Stored data
------------------------------------

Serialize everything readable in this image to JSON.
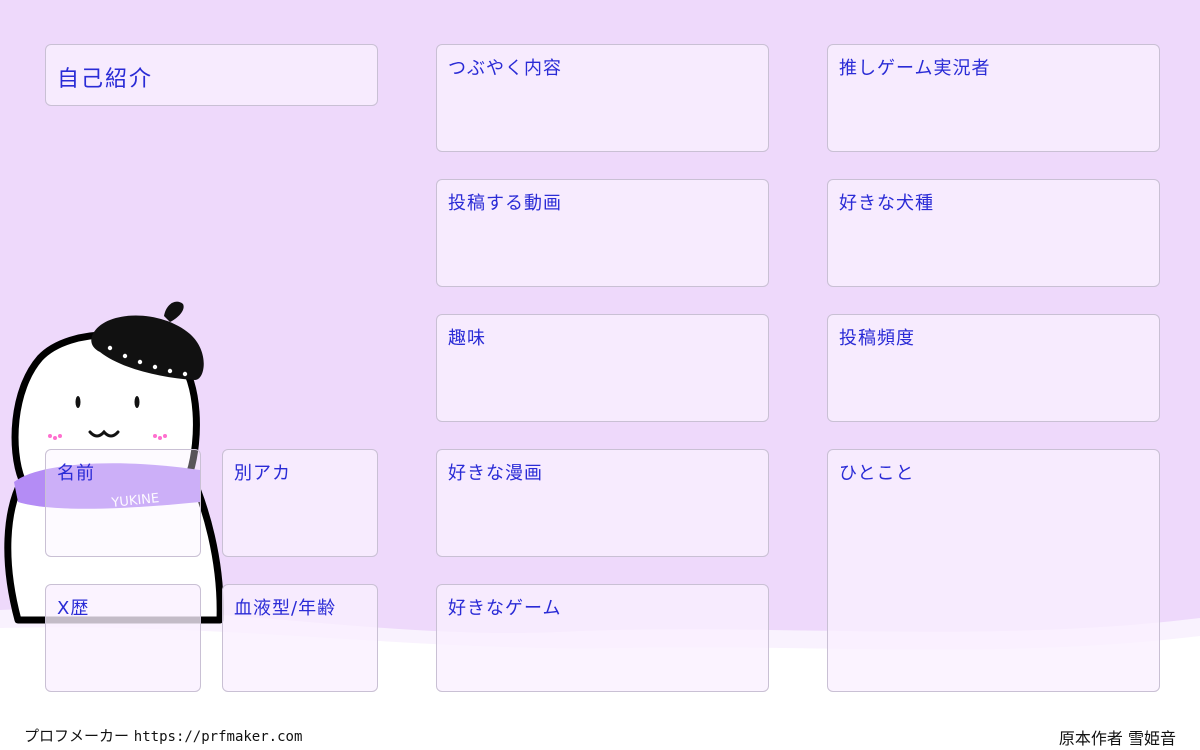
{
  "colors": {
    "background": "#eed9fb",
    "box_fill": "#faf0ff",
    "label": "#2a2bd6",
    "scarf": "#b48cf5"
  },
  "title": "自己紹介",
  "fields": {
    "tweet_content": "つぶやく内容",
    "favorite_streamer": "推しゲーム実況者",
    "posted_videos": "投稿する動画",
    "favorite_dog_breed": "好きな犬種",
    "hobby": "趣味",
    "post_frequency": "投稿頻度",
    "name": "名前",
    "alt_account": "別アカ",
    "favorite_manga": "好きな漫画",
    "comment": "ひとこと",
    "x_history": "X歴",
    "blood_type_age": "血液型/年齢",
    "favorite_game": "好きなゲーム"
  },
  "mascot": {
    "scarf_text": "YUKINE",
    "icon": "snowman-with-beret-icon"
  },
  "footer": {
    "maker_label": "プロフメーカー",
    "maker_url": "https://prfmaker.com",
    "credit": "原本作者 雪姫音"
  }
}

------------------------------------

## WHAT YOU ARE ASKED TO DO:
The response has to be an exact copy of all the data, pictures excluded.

## RESULT OF THIS TASK:
Serialize everything readable in this image to JSON.
{
  "colors": {
    "background": "#eed9fb",
    "box_fill": "#faf0ff",
    "label": "#2a2bd6",
    "scarf": "#b48cf5"
  },
  "title": "自己紹介",
  "fields": {
    "tweet_content": "つぶやく内容",
    "favorite_streamer": "推しゲーム実況者",
    "posted_videos": "投稿する動画",
    "favorite_dog_breed": "好きな犬種",
    "hobby": "趣味",
    "post_frequency": "投稿頻度",
    "name": "名前",
    "alt_account": "別アカ",
    "favorite_manga": "好きな漫画",
    "comment": "ひとこと",
    "x_history": "X歴",
    "blood_type_age": "血液型/年齢",
    "favorite_game": "好きなゲーム"
  },
  "mascot": {
    "scarf_text": "YUKINE",
    "icon": "snowman-with-beret-icon"
  },
  "footer": {
    "maker_label": "プロフメーカー",
    "maker_url": "https://prfmaker.com",
    "credit": "原本作者 雪姫音"
  }
}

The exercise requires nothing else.